◆ To do
Write out each line from the data below that includes the word "this".

--------

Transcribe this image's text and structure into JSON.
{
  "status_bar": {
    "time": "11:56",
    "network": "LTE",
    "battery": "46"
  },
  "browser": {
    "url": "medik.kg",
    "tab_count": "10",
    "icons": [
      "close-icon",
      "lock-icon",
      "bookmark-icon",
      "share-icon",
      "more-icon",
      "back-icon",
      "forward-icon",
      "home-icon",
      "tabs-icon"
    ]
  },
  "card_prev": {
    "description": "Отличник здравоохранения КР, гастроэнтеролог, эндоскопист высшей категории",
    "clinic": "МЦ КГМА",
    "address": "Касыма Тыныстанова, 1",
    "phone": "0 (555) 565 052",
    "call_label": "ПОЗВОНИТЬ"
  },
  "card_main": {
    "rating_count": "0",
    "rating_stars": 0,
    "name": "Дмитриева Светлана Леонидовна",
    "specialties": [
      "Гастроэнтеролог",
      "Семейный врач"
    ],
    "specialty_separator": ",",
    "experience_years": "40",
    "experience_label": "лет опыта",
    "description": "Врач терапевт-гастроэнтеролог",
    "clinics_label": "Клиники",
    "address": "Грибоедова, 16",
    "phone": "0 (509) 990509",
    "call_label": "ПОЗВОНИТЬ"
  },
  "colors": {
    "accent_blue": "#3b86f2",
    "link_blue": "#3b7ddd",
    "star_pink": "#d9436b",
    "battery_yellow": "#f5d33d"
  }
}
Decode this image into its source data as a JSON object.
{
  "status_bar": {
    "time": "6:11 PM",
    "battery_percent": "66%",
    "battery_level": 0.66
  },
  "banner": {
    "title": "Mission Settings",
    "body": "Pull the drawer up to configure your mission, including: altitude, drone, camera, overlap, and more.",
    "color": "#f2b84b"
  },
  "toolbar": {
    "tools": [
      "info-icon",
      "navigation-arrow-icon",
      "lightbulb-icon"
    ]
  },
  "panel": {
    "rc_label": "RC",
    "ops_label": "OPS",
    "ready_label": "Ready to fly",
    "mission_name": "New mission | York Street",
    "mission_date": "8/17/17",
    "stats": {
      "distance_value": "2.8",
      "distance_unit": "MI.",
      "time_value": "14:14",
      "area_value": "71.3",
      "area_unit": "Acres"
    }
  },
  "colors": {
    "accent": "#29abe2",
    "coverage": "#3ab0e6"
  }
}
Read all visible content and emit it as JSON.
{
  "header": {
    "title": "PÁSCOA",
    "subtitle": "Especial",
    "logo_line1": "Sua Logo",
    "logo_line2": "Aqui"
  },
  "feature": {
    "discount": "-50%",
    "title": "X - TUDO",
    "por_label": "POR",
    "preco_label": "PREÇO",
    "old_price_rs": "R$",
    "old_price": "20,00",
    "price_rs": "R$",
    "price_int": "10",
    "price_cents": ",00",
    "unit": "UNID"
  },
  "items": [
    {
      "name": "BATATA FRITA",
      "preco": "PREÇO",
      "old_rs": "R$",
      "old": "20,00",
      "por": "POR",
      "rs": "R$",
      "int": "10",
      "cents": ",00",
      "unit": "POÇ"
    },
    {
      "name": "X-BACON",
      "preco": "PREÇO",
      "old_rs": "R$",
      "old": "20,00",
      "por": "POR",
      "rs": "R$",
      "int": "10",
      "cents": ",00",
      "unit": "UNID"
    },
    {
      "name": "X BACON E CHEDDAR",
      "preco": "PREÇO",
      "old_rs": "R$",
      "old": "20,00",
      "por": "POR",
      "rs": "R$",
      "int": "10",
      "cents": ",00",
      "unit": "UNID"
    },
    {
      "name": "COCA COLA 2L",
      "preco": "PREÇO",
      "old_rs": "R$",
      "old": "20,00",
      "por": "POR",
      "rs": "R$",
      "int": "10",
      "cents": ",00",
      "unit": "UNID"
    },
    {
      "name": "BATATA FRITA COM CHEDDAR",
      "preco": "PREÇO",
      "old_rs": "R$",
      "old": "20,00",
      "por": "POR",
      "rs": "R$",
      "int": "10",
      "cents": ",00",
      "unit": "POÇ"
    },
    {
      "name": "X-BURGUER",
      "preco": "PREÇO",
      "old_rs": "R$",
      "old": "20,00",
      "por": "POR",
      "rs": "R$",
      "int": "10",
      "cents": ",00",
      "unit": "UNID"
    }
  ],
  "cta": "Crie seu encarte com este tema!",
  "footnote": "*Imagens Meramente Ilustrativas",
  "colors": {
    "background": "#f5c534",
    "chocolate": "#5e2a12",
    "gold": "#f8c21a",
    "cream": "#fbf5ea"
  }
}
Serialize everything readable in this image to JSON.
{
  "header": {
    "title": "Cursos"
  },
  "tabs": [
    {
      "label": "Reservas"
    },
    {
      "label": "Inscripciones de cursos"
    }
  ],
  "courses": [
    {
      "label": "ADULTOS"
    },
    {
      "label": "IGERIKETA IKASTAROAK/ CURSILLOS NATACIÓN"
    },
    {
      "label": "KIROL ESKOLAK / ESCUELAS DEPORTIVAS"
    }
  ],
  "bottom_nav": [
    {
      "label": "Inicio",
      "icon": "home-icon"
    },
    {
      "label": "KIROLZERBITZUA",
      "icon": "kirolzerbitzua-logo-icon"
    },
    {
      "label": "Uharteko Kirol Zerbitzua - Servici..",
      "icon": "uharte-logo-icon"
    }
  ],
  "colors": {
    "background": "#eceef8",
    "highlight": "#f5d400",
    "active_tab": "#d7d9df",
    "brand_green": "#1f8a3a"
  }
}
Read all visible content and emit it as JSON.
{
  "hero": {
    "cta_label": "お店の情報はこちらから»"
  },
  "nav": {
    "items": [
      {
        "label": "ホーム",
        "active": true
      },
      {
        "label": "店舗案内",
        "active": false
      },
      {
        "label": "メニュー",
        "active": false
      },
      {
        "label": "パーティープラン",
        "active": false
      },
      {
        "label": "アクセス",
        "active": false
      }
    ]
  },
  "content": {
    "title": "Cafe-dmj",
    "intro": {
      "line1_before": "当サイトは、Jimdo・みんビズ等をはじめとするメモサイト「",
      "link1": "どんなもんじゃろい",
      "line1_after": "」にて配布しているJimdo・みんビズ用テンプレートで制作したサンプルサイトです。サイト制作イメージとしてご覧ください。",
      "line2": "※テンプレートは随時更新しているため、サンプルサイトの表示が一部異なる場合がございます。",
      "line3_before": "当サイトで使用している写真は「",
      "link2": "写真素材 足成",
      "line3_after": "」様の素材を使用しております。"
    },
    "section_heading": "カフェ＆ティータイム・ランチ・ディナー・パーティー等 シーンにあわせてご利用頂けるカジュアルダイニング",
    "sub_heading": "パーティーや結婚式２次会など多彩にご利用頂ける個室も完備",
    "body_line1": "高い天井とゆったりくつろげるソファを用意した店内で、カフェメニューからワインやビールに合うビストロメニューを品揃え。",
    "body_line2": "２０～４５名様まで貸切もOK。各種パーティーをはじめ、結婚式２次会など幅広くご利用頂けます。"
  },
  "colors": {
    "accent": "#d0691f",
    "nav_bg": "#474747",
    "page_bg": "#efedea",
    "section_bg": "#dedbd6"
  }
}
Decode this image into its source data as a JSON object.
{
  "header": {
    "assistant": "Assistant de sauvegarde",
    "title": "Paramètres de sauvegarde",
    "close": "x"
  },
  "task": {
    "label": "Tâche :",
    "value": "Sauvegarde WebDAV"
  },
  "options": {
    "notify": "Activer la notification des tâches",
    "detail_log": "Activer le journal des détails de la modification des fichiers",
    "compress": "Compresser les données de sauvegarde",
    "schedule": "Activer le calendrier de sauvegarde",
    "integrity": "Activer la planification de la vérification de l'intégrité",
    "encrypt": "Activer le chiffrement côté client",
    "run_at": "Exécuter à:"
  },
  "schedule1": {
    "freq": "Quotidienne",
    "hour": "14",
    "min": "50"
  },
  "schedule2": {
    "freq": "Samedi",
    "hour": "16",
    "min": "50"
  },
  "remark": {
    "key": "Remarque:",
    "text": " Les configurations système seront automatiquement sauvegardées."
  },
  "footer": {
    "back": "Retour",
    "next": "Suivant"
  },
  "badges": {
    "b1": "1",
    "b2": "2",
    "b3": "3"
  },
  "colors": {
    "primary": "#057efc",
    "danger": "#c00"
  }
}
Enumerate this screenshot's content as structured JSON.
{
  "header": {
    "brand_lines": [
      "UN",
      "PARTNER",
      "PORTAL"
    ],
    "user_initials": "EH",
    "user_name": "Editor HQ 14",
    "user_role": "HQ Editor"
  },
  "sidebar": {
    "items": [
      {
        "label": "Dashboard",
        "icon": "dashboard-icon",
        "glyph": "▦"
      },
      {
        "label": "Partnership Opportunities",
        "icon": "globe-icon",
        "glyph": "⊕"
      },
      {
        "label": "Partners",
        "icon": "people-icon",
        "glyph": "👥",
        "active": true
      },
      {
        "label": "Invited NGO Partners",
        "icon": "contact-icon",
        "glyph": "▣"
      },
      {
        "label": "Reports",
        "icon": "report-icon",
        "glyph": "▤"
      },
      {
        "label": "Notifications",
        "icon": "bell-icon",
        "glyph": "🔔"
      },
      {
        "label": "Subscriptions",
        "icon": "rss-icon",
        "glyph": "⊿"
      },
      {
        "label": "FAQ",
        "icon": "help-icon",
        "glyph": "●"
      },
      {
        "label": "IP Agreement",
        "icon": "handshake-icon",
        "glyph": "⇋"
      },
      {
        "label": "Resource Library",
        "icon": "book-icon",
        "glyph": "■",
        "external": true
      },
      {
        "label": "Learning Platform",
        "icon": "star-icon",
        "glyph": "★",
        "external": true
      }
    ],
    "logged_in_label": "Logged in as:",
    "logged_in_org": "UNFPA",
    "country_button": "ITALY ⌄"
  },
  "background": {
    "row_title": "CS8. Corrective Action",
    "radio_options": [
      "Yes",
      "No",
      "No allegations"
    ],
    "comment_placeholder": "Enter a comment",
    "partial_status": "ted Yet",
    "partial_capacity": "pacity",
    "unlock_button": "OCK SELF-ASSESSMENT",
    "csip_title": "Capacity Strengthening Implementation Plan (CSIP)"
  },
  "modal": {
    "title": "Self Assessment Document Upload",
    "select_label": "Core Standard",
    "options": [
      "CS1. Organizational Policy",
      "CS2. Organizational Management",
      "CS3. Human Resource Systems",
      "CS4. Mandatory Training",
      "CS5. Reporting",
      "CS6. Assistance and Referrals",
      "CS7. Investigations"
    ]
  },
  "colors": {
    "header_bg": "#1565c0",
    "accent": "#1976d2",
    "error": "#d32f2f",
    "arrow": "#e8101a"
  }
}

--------

◆ Result of the exercise
Transcribe this image's text and structure into JSON.
Decode this image into its source data as a JSON object.
Serialize everything readable in this image to JSON.
Decode this image into its source data as a JSON object.
Enumerate this screenshot's content as structured JSON.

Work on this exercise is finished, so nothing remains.